— EXERCISE DESCRIPTION —
After reading the listing below, copy it out exactly.
*** Begin section ***
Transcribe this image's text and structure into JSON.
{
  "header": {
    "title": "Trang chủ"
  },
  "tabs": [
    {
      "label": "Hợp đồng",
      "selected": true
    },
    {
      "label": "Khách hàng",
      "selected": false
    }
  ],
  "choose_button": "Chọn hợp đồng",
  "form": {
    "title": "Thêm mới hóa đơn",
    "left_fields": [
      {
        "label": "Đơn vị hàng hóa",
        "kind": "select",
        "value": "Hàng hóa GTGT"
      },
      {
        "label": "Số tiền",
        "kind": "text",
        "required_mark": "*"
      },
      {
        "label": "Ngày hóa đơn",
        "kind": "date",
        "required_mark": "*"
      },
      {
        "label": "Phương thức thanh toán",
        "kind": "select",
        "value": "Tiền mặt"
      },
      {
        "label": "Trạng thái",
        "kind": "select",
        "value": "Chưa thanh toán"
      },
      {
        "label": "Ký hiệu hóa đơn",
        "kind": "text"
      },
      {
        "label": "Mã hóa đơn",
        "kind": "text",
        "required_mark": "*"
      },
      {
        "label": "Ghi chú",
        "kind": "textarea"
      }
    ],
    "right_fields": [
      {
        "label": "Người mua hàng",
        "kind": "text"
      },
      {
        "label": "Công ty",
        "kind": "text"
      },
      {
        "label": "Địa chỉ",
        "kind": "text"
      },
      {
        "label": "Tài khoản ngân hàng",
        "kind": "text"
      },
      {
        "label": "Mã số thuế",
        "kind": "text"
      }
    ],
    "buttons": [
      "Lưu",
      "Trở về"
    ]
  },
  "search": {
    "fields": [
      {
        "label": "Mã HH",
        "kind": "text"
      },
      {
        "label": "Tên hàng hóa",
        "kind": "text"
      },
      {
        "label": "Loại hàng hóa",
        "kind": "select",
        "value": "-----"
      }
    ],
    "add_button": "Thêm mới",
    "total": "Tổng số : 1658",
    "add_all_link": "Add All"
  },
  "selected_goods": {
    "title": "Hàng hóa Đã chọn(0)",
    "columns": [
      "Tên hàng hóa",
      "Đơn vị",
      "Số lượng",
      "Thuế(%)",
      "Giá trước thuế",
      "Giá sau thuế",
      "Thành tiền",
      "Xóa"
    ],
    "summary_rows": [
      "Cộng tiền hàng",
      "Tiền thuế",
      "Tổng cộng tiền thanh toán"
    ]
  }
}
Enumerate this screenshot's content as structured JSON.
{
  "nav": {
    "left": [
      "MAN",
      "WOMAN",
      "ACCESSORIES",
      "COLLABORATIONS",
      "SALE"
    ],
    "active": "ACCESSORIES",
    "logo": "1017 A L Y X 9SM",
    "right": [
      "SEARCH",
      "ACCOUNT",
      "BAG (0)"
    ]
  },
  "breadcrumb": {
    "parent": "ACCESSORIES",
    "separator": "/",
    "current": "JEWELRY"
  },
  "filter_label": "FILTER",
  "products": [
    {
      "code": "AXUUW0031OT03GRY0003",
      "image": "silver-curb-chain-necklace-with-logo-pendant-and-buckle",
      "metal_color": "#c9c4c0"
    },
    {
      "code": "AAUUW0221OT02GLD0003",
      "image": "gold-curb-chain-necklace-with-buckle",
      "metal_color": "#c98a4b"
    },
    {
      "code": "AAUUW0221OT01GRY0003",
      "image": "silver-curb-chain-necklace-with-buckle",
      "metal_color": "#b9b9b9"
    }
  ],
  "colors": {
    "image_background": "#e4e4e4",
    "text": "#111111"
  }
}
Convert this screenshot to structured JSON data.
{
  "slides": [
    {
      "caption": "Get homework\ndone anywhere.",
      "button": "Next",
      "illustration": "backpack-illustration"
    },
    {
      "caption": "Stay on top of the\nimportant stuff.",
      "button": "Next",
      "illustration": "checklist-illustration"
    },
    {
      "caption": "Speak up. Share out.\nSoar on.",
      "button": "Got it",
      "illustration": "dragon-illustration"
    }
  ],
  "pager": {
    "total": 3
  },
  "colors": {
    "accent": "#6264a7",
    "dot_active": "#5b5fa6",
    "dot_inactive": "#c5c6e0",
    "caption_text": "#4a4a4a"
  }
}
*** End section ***
— RESPONSE TO THIS EXERCISE —
Transcribe this image's text and structure into JSON.
{
  "header": {
    "title": "Trang chủ"
  },
  "tabs": [
    {
      "label": "Hợp đồng",
      "selected": true
    },
    {
      "label": "Khách hàng",
      "selected": false
    }
  ],
  "choose_button": "Chọn hợp đồng",
  "form": {
    "title": "Thêm mới hóa đơn",
    "left_fields": [
      {
        "label": "Đơn vị hàng hóa",
        "kind": "select",
        "value": "Hàng hóa GTGT"
      },
      {
        "label": "Số tiền",
        "kind": "text",
        "required_mark": "*"
      },
      {
        "label": "Ngày hóa đơn",
        "kind": "date",
        "required_mark": "*"
      },
      {
        "label": "Phương thức thanh toán",
        "kind": "select",
        "value": "Tiền mặt"
      },
      {
        "label": "Trạng thái",
        "kind": "select",
        "value": "Chưa thanh toán"
      },
      {
        "label": "Ký hiệu hóa đơn",
        "kind": "text"
      },
      {
        "label": "Mã hóa đơn",
        "kind": "text",
        "required_mark": "*"
      },
      {
        "label": "Ghi chú",
        "kind": "textarea"
      }
    ],
    "right_fields": [
      {
        "label": "Người mua hàng",
        "kind": "text"
      },
      {
        "label": "Công ty",
        "kind": "text"
      },
      {
        "label": "Địa chỉ",
        "kind": "text"
      },
      {
        "label": "Tài khoản ngân hàng",
        "kind": "text"
      },
      {
        "label": "Mã số thuế",
        "kind": "text"
      }
    ],
    "buttons": [
      "Lưu",
      "Trở về"
    ]
  },
  "search": {
    "fields": [
      {
        "label": "Mã HH",
        "kind": "text"
      },
      {
        "label": "Tên hàng hóa",
        "kind": "text"
      },
      {
        "label": "Loại hàng hóa",
        "kind": "select",
        "value": "-----"
      }
    ],
    "add_button": "Thêm mới",
    "total": "Tổng số : 1658",
    "add_all_link": "Add All"
  },
  "selected_goods": {
    "title": "Hàng hóa Đã chọn(0)",
    "columns": [
      "Tên hàng hóa",
      "Đơn vị",
      "Số lượng",
      "Thuế(%)",
      "Giá trước thuế",
      "Giá sau thuế",
      "Thành tiền",
      "Xóa"
    ],
    "summary_rows": [
      "Cộng tiền hàng",
      "Tiền thuế",
      "Tổng cộng tiền thanh toán"
    ]
  }
}
Enumerate this screenshot's content as structured JSON.
{
  "nav": {
    "left": [
      "MAN",
      "WOMAN",
      "ACCESSORIES",
      "COLLABORATIONS",
      "SALE"
    ],
    "active": "ACCESSORIES",
    "logo": "1017 A L Y X 9SM",
    "right": [
      "SEARCH",
      "ACCOUNT",
      "BAG (0)"
    ]
  },
  "breadcrumb": {
    "parent": "ACCESSORIES",
    "separator": "/",
    "current": "JEWELRY"
  },
  "filter_label": "FILTER",
  "products": [
    {
      "code": "AXUUW0031OT03GRY0003",
      "image": "silver-curb-chain-necklace-with-logo-pendant-and-buckle",
      "metal_color": "#c9c4c0"
    },
    {
      "code": "AAUUW0221OT02GLD0003",
      "image": "gold-curb-chain-necklace-with-buckle",
      "metal_color": "#c98a4b"
    },
    {
      "code": "AAUUW0221OT01GRY0003",
      "image": "silver-curb-chain-necklace-with-buckle",
      "metal_color": "#b9b9b9"
    }
  ],
  "colors": {
    "image_background": "#e4e4e4",
    "text": "#111111"
  }
}
Convert this screenshot to structured JSON data.
{
  "slides": [
    {
      "caption": "Get homework\ndone anywhere.",
      "button": "Next",
      "illustration": "backpack-illustration"
    },
    {
      "caption": "Stay on top of the\nimportant stuff.",
      "button": "Next",
      "illustration": "checklist-illustration"
    },
    {
      "caption": "Speak up. Share out.\nSoar on.",
      "button": "Got it",
      "illustration": "dragon-illustration"
    }
  ],
  "pager": {
    "total": 3
  },
  "colors": {
    "accent": "#6264a7",
    "dot_active": "#5b5fa6",
    "dot_inactive": "#c5c6e0",
    "caption_text": "#4a4a4a"
  }
}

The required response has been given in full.